When GamesBeat first saw Avengers Initiative in action, the developers promised that we’d see “full character arcs” for each chapter. But nothing really happens with the Hulk. You’re sent to clean up a few bad guys here and there until you reach the inevitable cliffhanger ending. Radio transmissions to and from Nick Fury, the head honcho behind the S.H.I.E.L.D. espionage agency helping the Avengers, provide some insight to what’s going on, but these don’t lead to a coherent narrative.
A sharp difficulty curve
Sometimes, the difference between life and death in Avengers Initiative is not a matter of skill. A few of the villains are simply too powerful to take on in your first run through, and they can knock you out in one or two hits. This normally wouldn’t be a problem; except that when you die and run out of continues, you must start over from the beginning of the game.
This is yet another design decision borrowed from Infinity Blade where you play the game again and again with all the stats and powers you previously earned. However, what felt like a learning experience in Chair’s release — which also had more paths and areas to explore to alleviate the repetition — feels cheap and frustrating here. I grew so impatient with one enemy that I spent $0.99 to buy 10,000 of the purple ISO-8s (the in-game currency) so I could stock up on a few more health packs for the battle. And it worked.
I usually avoid spending money on in-app purchases whenever I can, but I sure as hell did not want to grind for a few more hours against the same type of enemies just to beat this one guy.
It walks like the Hulk. It roars like the Hulk. But it doesn’t feel like the Hulk.
Despite the many ways I pummeled, kicked, or crippled my foes, I never felt like I was playing the same badass Hulk seen in comic books or films. My issue with this came down to the sound effects. Every punch the Hulk throws sounds like he’s smacking a piece of cardboard around. A complete lack of impact or momentum behind these attacks immediately breaks the immersion.
Due to a few design issues, Avengers Initiative doesn’t quite start out with the bang that developer Wideload Games probably hoped for. But with solid combat and production values, and the diverse fighting styles of the other Avengers, the future is potentially bright for this episodic series.
Avengers Initiative is now available for iOS (iPhone 4, 4S, iPad 2, the new iPad) and select Android devices. The publisher provided GamesBeat with a download code for the purpose of this review.
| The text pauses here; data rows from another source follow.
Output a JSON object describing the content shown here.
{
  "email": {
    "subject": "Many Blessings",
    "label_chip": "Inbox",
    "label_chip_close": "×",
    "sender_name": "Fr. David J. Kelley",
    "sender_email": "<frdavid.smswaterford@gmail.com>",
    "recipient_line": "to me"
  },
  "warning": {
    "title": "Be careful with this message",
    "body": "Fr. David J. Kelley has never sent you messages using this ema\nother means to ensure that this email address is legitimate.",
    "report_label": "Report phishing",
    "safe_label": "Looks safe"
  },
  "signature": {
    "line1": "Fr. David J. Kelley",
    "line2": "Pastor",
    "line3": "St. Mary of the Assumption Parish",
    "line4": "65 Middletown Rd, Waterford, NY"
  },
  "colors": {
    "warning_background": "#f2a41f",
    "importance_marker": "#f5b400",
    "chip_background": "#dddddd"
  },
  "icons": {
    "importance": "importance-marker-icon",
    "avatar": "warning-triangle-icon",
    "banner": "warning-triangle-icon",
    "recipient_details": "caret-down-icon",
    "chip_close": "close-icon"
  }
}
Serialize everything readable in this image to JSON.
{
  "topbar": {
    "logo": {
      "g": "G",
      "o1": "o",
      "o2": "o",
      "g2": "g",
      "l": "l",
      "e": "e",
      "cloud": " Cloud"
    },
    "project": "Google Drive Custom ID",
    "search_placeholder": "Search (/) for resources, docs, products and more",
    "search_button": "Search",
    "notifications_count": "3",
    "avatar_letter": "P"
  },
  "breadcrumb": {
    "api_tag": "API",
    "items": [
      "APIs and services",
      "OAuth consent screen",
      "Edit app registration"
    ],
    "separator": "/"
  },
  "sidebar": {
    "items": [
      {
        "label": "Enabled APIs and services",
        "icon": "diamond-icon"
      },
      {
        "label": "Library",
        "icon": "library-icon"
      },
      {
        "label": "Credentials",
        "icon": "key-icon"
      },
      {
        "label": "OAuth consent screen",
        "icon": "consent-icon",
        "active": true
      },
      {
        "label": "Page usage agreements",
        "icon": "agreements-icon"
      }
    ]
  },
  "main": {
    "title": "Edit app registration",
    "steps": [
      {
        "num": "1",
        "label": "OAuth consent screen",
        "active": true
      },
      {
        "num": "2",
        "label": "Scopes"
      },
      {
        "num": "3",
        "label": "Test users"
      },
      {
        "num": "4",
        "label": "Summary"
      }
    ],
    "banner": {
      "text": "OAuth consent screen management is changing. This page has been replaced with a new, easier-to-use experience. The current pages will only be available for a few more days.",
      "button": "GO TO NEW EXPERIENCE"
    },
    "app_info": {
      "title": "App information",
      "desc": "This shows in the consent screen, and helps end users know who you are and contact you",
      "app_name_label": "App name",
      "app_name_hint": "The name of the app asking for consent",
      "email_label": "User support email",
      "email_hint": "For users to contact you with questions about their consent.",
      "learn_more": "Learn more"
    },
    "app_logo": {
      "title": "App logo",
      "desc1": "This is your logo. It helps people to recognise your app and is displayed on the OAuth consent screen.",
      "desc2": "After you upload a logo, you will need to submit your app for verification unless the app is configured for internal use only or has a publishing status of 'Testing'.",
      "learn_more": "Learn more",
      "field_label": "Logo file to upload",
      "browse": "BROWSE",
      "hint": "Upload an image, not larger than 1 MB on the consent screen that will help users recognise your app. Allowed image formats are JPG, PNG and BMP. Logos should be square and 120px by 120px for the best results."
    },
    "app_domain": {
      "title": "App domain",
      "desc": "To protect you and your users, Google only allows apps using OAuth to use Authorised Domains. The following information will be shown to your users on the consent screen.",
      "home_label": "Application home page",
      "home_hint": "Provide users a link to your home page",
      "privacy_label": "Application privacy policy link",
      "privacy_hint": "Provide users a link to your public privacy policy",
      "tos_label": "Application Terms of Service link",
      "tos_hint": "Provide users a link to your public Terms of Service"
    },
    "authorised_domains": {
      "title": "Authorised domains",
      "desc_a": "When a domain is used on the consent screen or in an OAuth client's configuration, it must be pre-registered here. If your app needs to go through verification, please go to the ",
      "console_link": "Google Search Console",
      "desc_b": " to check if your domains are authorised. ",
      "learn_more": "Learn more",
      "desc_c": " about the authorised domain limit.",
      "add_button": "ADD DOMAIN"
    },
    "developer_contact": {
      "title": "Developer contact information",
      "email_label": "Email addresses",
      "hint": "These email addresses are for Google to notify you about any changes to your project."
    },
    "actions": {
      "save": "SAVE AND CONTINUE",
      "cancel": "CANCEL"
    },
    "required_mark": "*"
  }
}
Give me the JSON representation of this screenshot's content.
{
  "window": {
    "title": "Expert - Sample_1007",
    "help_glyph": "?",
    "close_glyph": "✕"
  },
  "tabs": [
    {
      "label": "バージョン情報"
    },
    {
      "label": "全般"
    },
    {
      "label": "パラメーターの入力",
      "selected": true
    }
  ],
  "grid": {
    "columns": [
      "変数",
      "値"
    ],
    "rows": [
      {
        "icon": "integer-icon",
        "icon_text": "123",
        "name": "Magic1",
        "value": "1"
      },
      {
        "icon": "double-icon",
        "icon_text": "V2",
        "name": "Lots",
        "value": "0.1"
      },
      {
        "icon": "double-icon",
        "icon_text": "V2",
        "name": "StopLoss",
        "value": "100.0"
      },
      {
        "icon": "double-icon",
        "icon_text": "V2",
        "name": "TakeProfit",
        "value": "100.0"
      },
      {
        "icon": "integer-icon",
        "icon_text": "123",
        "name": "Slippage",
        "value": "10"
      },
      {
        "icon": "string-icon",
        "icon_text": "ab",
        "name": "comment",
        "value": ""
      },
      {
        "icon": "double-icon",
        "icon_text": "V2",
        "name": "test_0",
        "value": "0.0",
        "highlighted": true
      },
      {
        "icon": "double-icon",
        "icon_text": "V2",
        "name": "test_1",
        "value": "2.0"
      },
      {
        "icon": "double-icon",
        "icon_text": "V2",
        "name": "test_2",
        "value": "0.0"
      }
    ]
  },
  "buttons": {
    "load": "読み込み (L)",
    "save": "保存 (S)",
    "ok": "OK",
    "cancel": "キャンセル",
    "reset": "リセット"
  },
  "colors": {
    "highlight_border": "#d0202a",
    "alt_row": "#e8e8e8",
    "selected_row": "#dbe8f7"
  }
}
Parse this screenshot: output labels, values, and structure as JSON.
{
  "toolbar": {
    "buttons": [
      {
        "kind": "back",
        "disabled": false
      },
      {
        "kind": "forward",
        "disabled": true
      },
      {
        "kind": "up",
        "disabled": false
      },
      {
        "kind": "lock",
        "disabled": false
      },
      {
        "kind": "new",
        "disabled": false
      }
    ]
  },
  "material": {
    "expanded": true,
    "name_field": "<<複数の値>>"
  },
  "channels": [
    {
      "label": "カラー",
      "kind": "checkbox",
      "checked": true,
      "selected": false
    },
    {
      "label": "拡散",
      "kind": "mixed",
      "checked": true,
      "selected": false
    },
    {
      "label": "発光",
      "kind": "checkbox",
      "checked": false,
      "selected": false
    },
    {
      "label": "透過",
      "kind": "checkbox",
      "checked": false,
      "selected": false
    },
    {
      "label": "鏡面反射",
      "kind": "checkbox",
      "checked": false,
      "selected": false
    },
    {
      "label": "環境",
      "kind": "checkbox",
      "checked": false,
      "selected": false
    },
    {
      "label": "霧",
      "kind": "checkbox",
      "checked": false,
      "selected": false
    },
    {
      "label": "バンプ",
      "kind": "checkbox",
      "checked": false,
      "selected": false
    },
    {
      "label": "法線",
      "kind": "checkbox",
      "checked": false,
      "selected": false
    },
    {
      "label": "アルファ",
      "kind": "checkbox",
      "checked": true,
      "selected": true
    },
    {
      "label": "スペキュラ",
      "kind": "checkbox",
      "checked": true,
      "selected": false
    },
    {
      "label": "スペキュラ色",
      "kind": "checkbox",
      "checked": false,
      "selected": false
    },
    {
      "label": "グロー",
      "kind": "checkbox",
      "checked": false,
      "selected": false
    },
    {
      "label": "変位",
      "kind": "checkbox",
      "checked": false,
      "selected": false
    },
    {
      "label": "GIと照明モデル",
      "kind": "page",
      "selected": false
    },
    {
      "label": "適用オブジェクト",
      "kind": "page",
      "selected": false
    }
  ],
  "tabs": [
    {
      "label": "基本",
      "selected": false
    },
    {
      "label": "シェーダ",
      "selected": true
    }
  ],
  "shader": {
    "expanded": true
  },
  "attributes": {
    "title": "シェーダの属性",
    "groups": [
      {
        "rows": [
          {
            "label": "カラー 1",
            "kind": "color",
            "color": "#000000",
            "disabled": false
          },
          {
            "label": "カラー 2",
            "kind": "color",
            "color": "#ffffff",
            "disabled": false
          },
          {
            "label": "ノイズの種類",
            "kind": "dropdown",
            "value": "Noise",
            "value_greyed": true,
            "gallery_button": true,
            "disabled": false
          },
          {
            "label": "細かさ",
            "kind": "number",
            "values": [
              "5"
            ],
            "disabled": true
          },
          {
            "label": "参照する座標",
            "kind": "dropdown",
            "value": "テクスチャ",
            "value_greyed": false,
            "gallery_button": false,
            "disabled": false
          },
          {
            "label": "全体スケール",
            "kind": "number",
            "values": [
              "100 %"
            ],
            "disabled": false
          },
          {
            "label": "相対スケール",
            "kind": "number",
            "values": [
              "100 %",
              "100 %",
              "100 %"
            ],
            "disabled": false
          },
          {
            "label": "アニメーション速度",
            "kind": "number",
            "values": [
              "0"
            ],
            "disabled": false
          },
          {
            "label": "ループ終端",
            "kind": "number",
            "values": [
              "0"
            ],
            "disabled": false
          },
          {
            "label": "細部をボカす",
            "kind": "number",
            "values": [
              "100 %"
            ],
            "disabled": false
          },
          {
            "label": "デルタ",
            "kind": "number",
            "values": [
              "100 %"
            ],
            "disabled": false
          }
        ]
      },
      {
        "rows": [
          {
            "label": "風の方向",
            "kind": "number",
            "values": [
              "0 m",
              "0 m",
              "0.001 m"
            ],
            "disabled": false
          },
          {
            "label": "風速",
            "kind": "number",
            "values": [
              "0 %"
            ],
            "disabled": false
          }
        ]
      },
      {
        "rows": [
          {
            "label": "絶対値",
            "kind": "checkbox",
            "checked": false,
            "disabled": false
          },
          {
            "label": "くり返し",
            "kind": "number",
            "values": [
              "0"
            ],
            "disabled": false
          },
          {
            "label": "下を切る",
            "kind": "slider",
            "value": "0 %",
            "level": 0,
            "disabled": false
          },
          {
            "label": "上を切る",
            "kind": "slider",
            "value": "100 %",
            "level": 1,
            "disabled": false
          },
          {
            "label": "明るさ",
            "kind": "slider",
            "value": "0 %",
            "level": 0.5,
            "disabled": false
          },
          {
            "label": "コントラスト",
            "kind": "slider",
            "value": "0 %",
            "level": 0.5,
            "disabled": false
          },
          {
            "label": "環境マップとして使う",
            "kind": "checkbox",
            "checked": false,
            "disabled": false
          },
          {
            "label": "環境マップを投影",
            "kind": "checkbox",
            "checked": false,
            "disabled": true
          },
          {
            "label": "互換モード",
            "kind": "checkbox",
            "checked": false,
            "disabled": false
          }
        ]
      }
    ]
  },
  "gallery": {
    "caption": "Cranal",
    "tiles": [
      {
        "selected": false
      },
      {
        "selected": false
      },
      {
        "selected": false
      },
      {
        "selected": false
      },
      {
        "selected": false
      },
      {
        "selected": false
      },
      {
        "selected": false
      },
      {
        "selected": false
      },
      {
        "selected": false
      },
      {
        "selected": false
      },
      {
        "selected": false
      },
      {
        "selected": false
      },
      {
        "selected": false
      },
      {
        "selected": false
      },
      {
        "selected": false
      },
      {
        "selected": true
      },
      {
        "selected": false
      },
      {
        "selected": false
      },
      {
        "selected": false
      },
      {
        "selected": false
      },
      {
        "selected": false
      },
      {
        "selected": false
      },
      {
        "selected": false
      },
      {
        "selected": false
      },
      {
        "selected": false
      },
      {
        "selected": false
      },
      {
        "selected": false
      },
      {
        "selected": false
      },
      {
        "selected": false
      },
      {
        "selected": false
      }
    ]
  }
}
I built my Hulk up to level 22, beating the campaign multiple times on an iPhone 4S.
GamesBeat 2014 — VentureBeat’s sixth annual event on disruption in the video game market — is coming up on Sept 15-16 in San Francisco. Purchase one of the first 50 tickets and save $400!